- Carl Grundstrom (LW) at 57th in 2016
- Jeremy Bracco (RW) at 61st in 2015
With so many options, it’s nearly impossible to predict who the Maple Leafs might draft at 53rd overall, but if we add up all the elements, we can reach a rough estimation: Assuming they follow the philosophies of drafting for skill and need, they’ll be looking for a talented centre, left winger, or right-handed defenceman.
Referencing the 2019 draft rankings from THW’s very own Ryan Pike, here are a few players that would fit the Maple Leafs’ needs.
Ranked 34th overall by Pike, Honka would be considered a best-case scenario if he fell to the Leafs. The right-handed Finnish defenceman is slightly undersized at 5-foot-10 and 176 pounds but possesses exceptional skating, puck-handling, and overall offensive upside. According to Pike, Honka, “has the skillset of a top-two rounder, but his lack of size and commitment to playing a 200-foot game may land him somewhere in the third or fourth round.”
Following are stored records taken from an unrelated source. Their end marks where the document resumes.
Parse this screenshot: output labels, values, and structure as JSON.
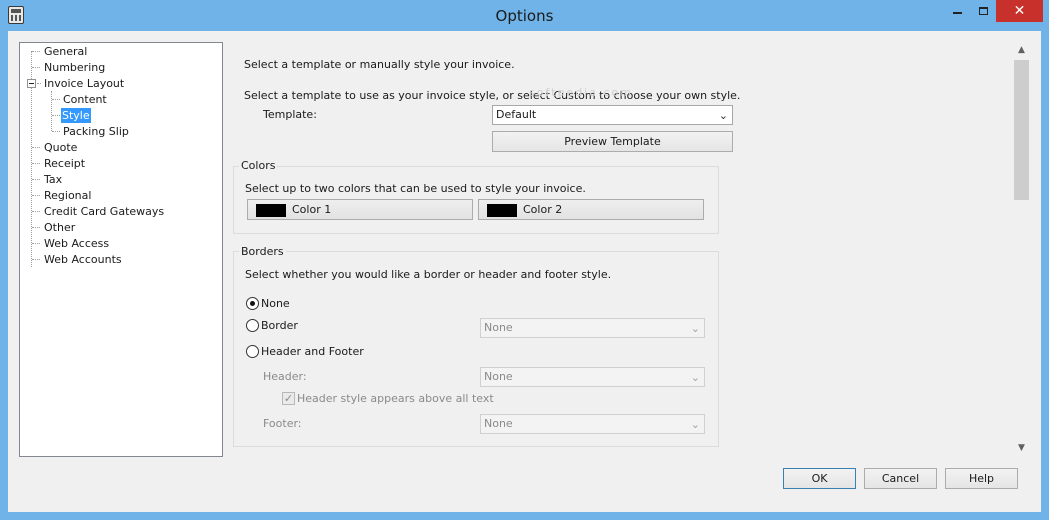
{
  "window": {
    "title": "Options",
    "close_glyph": "✕"
  },
  "tree": {
    "items": [
      {
        "label": "General"
      },
      {
        "label": "Numbering"
      },
      {
        "label": "Invoice Layout"
      },
      {
        "label": "Content"
      },
      {
        "label": "Style"
      },
      {
        "label": "Packing Slip"
      },
      {
        "label": "Quote"
      },
      {
        "label": "Receipt"
      },
      {
        "label": "Tax"
      },
      {
        "label": "Regional"
      },
      {
        "label": "Credit Card Gateways"
      },
      {
        "label": "Other"
      },
      {
        "label": "Web Access"
      },
      {
        "label": "Web Accounts"
      }
    ],
    "selected": "Style"
  },
  "style_panel": {
    "intro": "Select a template or manually style your invoice.",
    "template_instructions": "Select a template to use as your invoice style, or select Custom to choose your own style.",
    "template_label": "Template:",
    "template_value": "Default",
    "preview_button": "Preview Template",
    "colors": {
      "group_label": "Colors",
      "instructions": "Select up to two colors that can be used to style your invoice.",
      "color1_label": "Color 1",
      "color1_hex": "#000000",
      "color2_label": "Color 2",
      "color2_hex": "#000000"
    },
    "borders": {
      "group_label": "Borders",
      "instructions": "Select whether you would like a border or header and footer style.",
      "options": [
        {
          "label": "None",
          "checked": true
        },
        {
          "label": "Border",
          "checked": false
        },
        {
          "label": "Header and Footer",
          "checked": false
        }
      ],
      "border_select_value": "None",
      "header_label": "Header:",
      "header_value": "None",
      "header_above_label": "Header style appears above all text",
      "header_above_checked": true,
      "footer_label": "Footer:",
      "footer_value": "None"
    }
  },
  "watermark": "softpedia.com",
  "footer_buttons": {
    "ok": "OK",
    "cancel": "Cancel",
    "help": "Help"
  },
  "colors": {
    "titlebar": "#6fb3e8",
    "close": "#c7302b",
    "selection": "#3399ff"
  }
}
Related: Anttoni Honka’s THW Draft Profile
He’s the perfect candidate for a team like the Maple Leafs if they want to take a swing on a high-risk, high-reward prospect. Honka bears many similarities to 2017 first-round pick Timothy Liljegren, and we’ve seen how much Liljegren has developed his overall game since joining the Marlies.
Constantinou is another wild card, which is par for the course when drafting outside of the first round. He’s a right-handed defenceman with decent size at 6-feet and 185 pounds. He plays a high-octane game, often rushing the puck up the ice and creating offence for his team. Constantinou’s main drawback is his decision-making on defence: he’s often out of position due to over-aggressive plays or a lack of awareness. Pike ranks him at 48th for this year’s draft.
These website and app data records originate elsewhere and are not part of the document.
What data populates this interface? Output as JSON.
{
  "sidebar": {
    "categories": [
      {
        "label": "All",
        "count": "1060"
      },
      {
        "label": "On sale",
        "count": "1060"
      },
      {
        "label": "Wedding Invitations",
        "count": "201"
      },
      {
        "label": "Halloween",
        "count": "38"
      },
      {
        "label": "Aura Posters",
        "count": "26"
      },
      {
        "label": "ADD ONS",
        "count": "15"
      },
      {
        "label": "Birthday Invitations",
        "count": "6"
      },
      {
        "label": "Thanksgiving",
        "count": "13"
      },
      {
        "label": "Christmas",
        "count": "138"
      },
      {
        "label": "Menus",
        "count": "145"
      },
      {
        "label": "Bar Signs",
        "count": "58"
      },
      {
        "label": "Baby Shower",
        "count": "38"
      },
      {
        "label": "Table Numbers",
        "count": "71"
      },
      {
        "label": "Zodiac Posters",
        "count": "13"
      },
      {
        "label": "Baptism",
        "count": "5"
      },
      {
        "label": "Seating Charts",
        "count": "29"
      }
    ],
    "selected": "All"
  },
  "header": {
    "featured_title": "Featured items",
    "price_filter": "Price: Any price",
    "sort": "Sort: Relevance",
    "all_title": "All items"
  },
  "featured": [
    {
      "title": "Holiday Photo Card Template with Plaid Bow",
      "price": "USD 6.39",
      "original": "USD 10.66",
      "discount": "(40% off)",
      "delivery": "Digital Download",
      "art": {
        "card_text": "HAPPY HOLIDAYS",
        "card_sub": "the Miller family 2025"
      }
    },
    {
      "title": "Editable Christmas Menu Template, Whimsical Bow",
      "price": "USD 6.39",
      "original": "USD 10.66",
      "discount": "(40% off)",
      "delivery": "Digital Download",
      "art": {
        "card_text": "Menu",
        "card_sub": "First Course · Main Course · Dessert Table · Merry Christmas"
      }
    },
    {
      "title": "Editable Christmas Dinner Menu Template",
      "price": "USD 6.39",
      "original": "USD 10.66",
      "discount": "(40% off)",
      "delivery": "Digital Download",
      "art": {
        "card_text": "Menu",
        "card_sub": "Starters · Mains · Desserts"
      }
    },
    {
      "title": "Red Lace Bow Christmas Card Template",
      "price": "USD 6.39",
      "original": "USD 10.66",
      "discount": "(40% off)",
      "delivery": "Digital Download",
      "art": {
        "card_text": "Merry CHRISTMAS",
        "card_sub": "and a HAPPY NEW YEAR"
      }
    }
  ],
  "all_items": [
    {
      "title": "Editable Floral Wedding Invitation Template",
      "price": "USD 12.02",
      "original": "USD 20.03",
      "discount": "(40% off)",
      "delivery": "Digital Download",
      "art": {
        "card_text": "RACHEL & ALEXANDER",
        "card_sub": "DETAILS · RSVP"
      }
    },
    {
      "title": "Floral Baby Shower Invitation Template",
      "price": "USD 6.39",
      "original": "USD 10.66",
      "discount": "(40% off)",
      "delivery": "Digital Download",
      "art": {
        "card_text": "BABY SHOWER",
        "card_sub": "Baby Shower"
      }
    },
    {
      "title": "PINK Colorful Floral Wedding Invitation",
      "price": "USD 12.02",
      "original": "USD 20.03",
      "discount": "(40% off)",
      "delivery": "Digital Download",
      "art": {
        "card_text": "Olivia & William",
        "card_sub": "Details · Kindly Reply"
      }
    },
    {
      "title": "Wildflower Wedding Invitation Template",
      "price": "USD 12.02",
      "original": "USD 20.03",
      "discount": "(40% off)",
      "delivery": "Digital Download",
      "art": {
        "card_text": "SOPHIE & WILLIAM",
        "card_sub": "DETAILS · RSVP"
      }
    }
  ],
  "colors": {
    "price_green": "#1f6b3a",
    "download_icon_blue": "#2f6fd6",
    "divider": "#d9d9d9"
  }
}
His 2018-19 campaign was a tale of two season: He started off hot with the Niagara Ice Dogs, tallying 15 points in 22 games, but after being traded to the last place Kingston Frontenacs his offence trailed off with just 18 points in 44 games. Constantinou’s raw skill is still there, and he’ll be an intriguing pickup for the team that drafts him.
Alexandrov is 6-feet and 185 pounds, described as a reliable two-way centre with offensive potential. He showed a few flashes of offensive brilliance with his heavy shot and creative passing, although those moments were often followed by dry spells. He finished the season with 27 goals and 61 points for the Charlottetown Islanders of the Quebec Major Junior Hockey League. Pike ranks him at 73rd, although Corey Pronman has Alexandrov at 43rd.
Puistola is probably one of the most exciting offensive players that could fall to the second round. Ranked 41st on Pike’s list, it’s unlikely that he falls all the way to 53rd but if he does, the Maple Leafs should be sprinting up to the podium.
Related: Patrik Puistola’s THW Draft Profile
He has decent size at 6-feet, 175 pounds, and is considered one of the best puck-handlers in the draft. Along with his silky smooth hands, Puistola’s highly competitive and fearless in his attack on the opposition’s net. His most notable weakness is his skating, as he lacks quickness.
Puistola had an up and down season, playing in three different Finnish leagues. He tallied 11 goals and 22 points with Tappara U20 of the Jr. A SM-liiga, and was then called up to Liiga where he struggled, with just one assist in 16 games. The crafty winger found his confidence again after moving down to the second men’s division, the Mestis, where he scored 15 goals and 26 points in 22 games for LeKi.
Regardless of what the Maple Leafs want to do with their second-round selection, there will still be plenty of talent to choose from at 53. For a contending team with well-documented salary cap issues, they’ll need to hit on some of their late-round picks if they want to remain competitive for years to come.